In a large bowl, beat together the water, powdered flax seeds plus the additional water, salt, oil, and nectar until well combined. With your hands or a wooden spoon, mix in the bread flour. When the mixture is a shaggy ball, scrape it out onto your work surface, add the starter, and knead until the dough is smooth, no more than 10 minutes. If the dough is too firm to knead easily, add a tablespoon or two of water to it; if it seems too wet, add a few tablespoons flour.
The dough should feel smooth and very firm but be easy to knead.
Fermenting the dough:
Place the dough in the warm cleaned bowl and cover it with plastic wrap. Let the dough ferment for about 2 hours. It will probably not rise much.
Shaping and proofing the dough:

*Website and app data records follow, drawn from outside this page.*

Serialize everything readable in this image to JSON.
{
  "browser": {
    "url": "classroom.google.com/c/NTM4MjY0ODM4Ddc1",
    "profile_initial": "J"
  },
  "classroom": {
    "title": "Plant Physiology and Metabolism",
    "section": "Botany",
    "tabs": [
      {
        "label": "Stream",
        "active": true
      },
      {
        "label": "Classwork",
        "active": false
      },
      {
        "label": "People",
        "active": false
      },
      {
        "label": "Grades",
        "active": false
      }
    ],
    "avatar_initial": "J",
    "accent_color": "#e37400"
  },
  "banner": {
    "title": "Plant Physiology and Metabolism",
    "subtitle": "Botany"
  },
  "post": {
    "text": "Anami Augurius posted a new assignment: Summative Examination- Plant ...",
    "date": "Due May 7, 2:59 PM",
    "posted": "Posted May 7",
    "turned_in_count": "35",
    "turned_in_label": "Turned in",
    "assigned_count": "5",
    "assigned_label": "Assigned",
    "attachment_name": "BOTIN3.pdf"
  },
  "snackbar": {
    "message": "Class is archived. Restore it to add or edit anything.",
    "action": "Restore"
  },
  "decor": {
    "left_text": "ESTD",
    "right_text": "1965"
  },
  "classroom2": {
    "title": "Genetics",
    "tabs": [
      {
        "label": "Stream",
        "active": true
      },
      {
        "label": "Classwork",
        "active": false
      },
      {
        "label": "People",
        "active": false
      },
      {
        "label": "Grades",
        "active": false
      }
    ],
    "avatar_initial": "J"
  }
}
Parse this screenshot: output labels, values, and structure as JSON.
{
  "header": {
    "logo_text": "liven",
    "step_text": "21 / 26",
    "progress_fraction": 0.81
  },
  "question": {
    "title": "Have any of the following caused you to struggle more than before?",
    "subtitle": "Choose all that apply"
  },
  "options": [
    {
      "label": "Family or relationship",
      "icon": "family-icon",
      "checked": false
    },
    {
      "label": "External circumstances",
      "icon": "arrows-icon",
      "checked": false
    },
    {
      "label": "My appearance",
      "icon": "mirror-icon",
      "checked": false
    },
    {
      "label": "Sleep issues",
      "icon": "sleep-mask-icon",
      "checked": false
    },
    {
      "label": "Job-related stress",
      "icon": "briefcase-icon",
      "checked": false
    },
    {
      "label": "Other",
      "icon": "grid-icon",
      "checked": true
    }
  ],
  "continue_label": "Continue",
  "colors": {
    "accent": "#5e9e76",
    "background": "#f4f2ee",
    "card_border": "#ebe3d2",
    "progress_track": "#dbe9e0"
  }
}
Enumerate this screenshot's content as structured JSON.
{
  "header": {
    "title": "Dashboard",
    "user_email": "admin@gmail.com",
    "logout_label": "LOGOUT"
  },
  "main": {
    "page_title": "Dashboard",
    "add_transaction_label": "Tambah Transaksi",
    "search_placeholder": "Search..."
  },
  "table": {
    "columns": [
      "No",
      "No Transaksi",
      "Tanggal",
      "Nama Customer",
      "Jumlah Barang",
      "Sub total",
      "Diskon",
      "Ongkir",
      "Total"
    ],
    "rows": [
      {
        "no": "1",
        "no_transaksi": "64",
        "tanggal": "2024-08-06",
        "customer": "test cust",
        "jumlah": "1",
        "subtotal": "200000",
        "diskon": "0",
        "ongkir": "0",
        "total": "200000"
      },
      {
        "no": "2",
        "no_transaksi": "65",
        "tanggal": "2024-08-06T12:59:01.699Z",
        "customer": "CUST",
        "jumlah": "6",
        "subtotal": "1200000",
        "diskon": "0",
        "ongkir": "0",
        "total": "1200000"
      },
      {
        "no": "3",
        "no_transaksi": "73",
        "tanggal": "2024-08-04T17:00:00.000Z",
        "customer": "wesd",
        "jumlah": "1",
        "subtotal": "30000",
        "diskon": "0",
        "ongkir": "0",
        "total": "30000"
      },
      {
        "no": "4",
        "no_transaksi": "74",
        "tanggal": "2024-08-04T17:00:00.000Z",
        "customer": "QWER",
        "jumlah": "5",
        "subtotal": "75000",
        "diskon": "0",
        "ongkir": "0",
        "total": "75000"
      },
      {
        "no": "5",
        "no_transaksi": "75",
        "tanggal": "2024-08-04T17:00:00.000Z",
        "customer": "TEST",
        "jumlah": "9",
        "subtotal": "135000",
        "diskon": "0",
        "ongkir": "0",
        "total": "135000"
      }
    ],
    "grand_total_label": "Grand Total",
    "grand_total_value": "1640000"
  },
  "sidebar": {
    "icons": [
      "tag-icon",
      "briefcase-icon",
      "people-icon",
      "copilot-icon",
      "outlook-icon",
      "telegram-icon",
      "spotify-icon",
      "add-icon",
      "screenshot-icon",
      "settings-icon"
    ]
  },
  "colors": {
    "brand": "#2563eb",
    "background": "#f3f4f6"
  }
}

Line a large baking sheet with parchment paper. Braid the dough as desired, position the loaf on the prepared sheet, and cover with plastic wrap. Let proof until tripled in size, about 5 hours.
30 minutes before baking, arrange one rack in the upper third position . Preheat the oven to 350°F. Prepare the glaze for the loaf. (Vegan glazes- soymilk, cornstarch and water, baking soda and water.) I microwaved 1/2 tsp cornstarch with 1/4 cup water for three minutes. Online forums suggested that it would give the bread that eggy shine. Unfortunately it did not quite work out that way. 🙂
Baking the loaves:
When the loaf has tripled and does not push back when gently pressed with your finger, brush with the glaze. Bake for 35 to 45 minutes, until very well browned. If the loaf is browning too quickly, tent it with foil. When done, remove the loaf from the oven and let cool on a rack.
I have not had regular challah, but this version was delightful. Not very soft, but a rich, sweet flavor- the crust was especially delicious. The crumb is light, soft and moist. I will be making this challah again.
The vegan sourdough challah goes to the weekly Yeastspotting over at the Wild Yeast blog.